Since ProfHacker first launched (can it really be five years ago?), we’ve written numerous posts referencing Google Docs. One of my own earliest posts dealt with using Google Docs in my writing course when portfolio readers might still need paper copies of students’ work, and Ryan’s written about using it to run a peer-review writing workshop.
Google Docs remains an excellent tool for working with students on their writing skills, and in late June, Google added a new feature that makes it even more useful: “Suggested Edits,” which I first learned about from an article PCWorld ran about a month later.
Suggesting edits will likely look familiar to those accustomed to Microsoft Word’s “track changes.” To use the feature, anyone looking at the document who has sufficient privileges to comment on it can choose “Suggesting” from the dropdown menu at the far right of the toolbar. When that’s selected, any edits made appear as suggestions, but without altering the original text. The suggestions will also appear as an explanatory comment in the margin. The document’s owner can then decide whether to accept or reject the suggestions.
I see this as a potentially powerful tool to use in helping students improve their writing. I plan to start using it in my writing classroom, and will of course continue to use the commenting and revision history features.
Have you tried the suggested edits feature in Google Docs? Have you found it useful? Let us know in the comments.

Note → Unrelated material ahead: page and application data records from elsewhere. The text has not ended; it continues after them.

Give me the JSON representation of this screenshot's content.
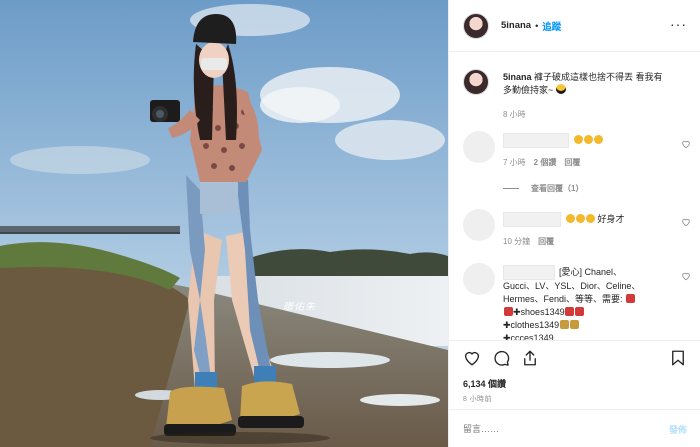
{
  "header": {
    "username": "5inana",
    "separator": "•",
    "follow_label": "追蹤",
    "more_label": "···"
  },
  "caption": {
    "username": "5inana",
    "text": "褲子破成這樣也捨不得丟 看我有多勤儉持家~",
    "time": "8 小時"
  },
  "comments": [
    {
      "text": "",
      "time": "7 小時",
      "likes": "2 個讚",
      "reply": "回覆",
      "view_replies": "查看回覆（1）"
    },
    {
      "text": "好身才",
      "time": "10 分鐘",
      "reply": "回覆"
    },
    {
      "text_lines": [
        "[愛心] Chanel、",
        "Gucci、LV、YSL、Dior、Celine、",
        "Hermes、Fendi、等等、需要:",
        "shoes1349",
        "clothes1349",
        "ccces1349"
      ]
    }
  ],
  "actions": {
    "views": "6,134 個讚",
    "time": "8 小時前"
  },
  "comment_box": {
    "placeholder": "留言……",
    "post_label": "發佈"
  },
  "colors": {
    "link": "#0095f6",
    "muted": "#8e8e8e",
    "border": "#efefef",
    "post_disabled": "#b2dffc"
  },
  "photo": {
    "watermark": "暻佑朱"
  }
}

[CC-licensed image by the author.]
from ProfHacker » Amy CavenderProfHacker – Blogs – The Chronicle of Higher Education http://ift.tt/1qvsrDL